Everyone is entitled to his own opinion, but not to his own facts.
--Daniel Patrick Moynihan

February 18, 2014

Do Not Go Gentle Into That Good Night

By David K. Shipler 

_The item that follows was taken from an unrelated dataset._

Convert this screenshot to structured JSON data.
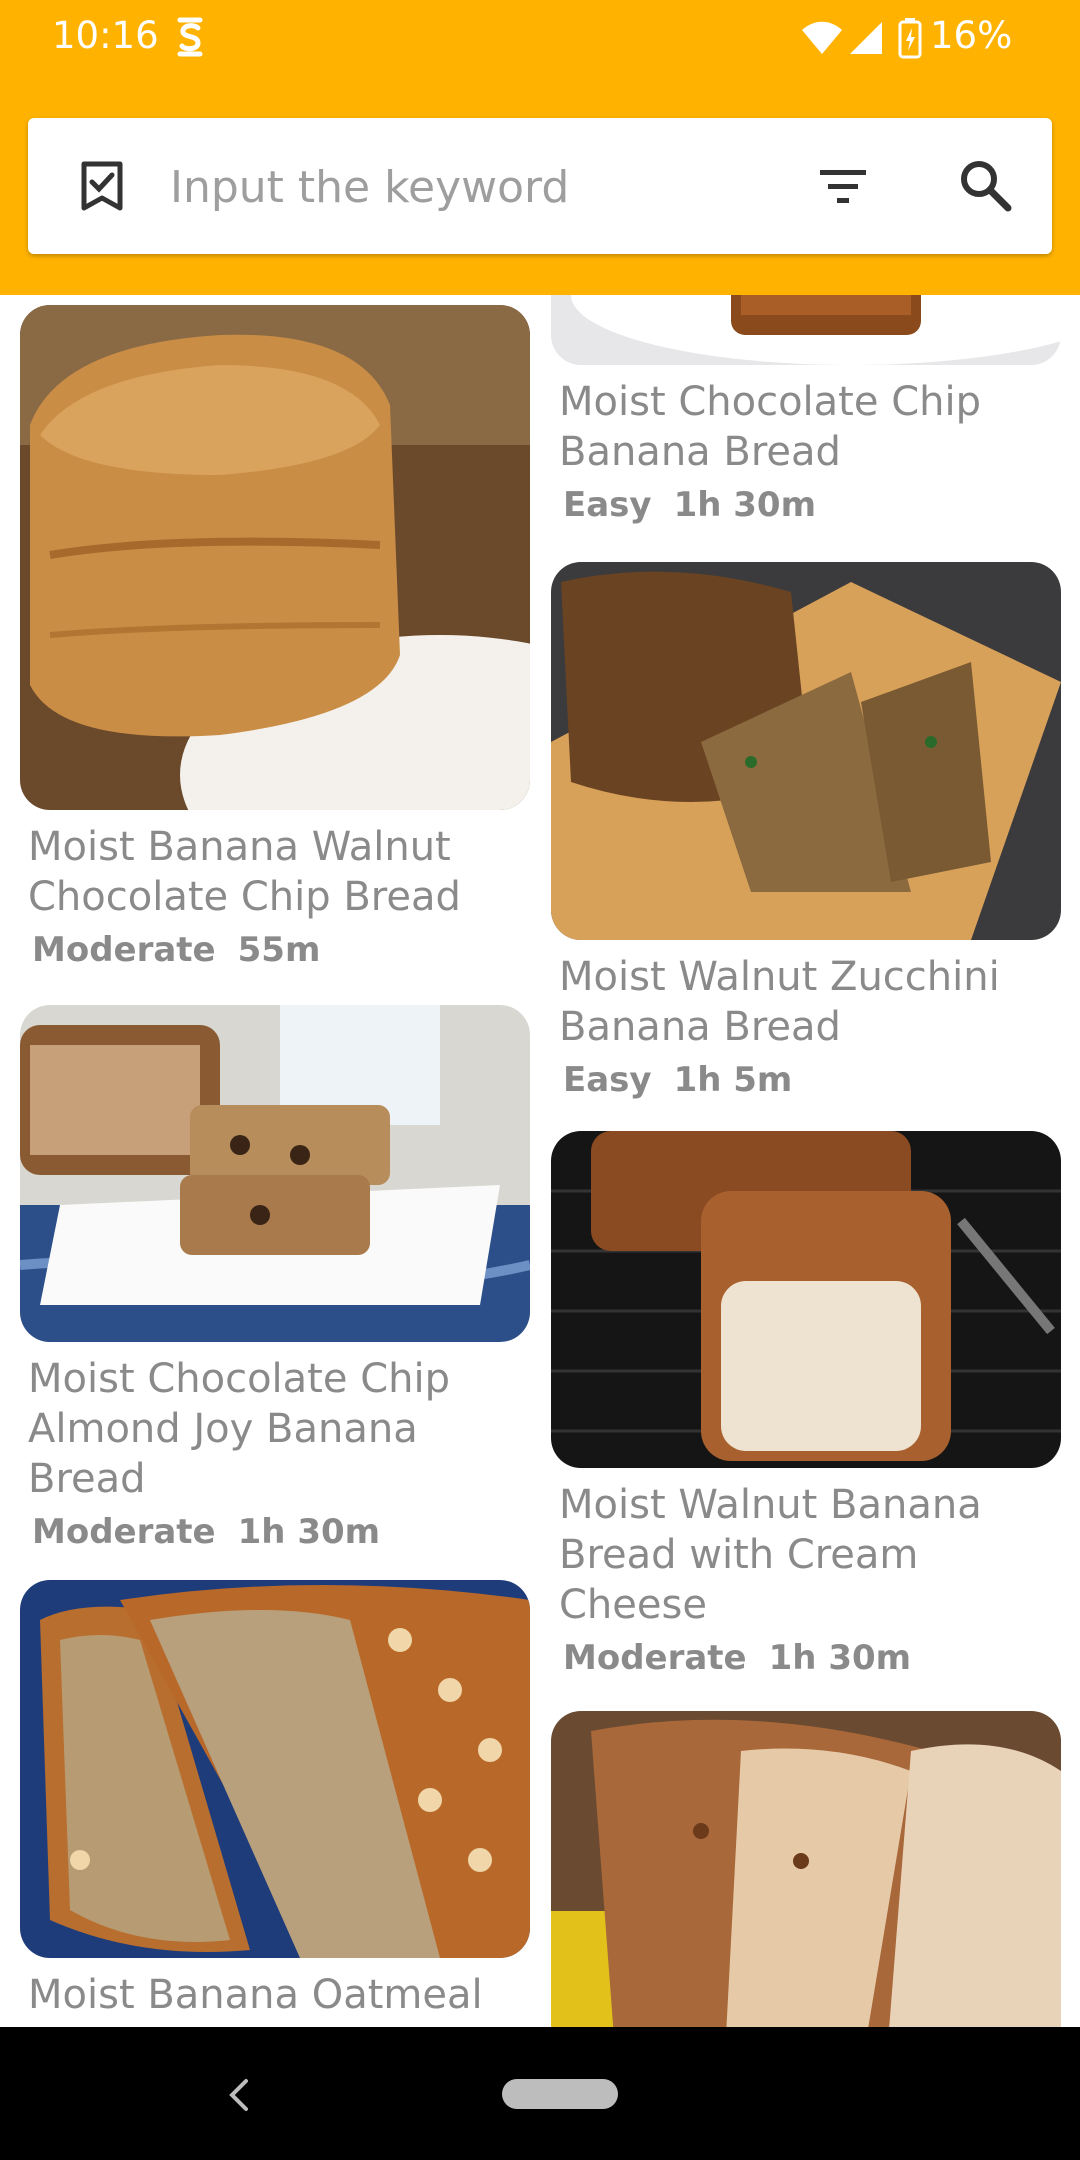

            The phone at Ed Walsh’s Jerusalem home rang during a small dinner party one evening in the early 1980s. He was the Washington Post’s bureau chief, but the call was for me. In those pre-cell phone days, I made it a practice to let the New York Times Foreign Desk know where I’d be and how to reach me.
            Ed said I could take it in his office, which was near enough to the dining room that the guests could hear my end of the conversation. An editor in New York wanted me to expand on a short piece I’d done on a small and insignificant event. They were considering it for the front page.
            No, I said, please don’t. It will send readers the wrong message. It will inflate the importance of a minor incident. I no longer remember exactly what it was: perhaps a cabinet minister threatening to resign from the governing coalition, which always got New York excited although it was the Israelis’ routine method of conducting politics. Or, it might have been the time when a couple of Palestinian would-be terrorists crossed the well-patrolled border from Jordan into the West Bank, prompting a manhunt by the Israeli army, which caught them before they launched an attack. In any case, it needed to be reported but certainly didn’t rise to the level of major news, and I managed to talk the editor down from the height of what would have been embarrassing hype.
            I returned to the table to see quizzical looks from a couple who were not journalists. Five minutes later, the phone rang again. This time it was for Ed, and we could hear him in the same conversation, working to dissuade his editor in Washington from overplaying the story. When he came back, one of the non-journalists laughed in amazement: I thought you guys were always pushing to get ONTO page one, and here you were trying to stay OFF!

January 9, 2014

On Obama: The Virtue of Doubt

By David K. Shipler

            President Obama deserves praise, not criticism, for the views on Afghanistan attributed to him in former Defense Secretary Robert Gates’s memoir. In the book’s most quoted lines, Gates writes of a meeting in March 2011, “As I sat there, I thought: the president doesn’t trust his commander, can’t stand [Afghanistan President Hamid] Karzai, doesn’t believe in his own strategy, and doesn’t consider the war to be his. For him, it’s all about getting out.”
Gates doesn’t mean this as a compliment, but if it’s accurate, then two cheers for Obama. It’s just too bad his actions didn’t coincide with his doubts—a familiar pattern.
Let’s take Gates’s observations one at a time:
Obama was obviously right to distrust his commander, David Petraeus, who was felled the following year as CIA director by an extra-marital affair, and whose counterinsurgency brilliance was always overstated. Petraeus was a charming man of poor judgment.
Obama was justified about Karzai, who has proved to be a puppet without strings—a self-absorbed enabler of corruption who cannot govern his country or practice sensible diplomacy with his chief benefactor.
Obama was correct in not believing in “his own strategy” of beefing up troops in Afghanistan, articulated during his 2008 campaign.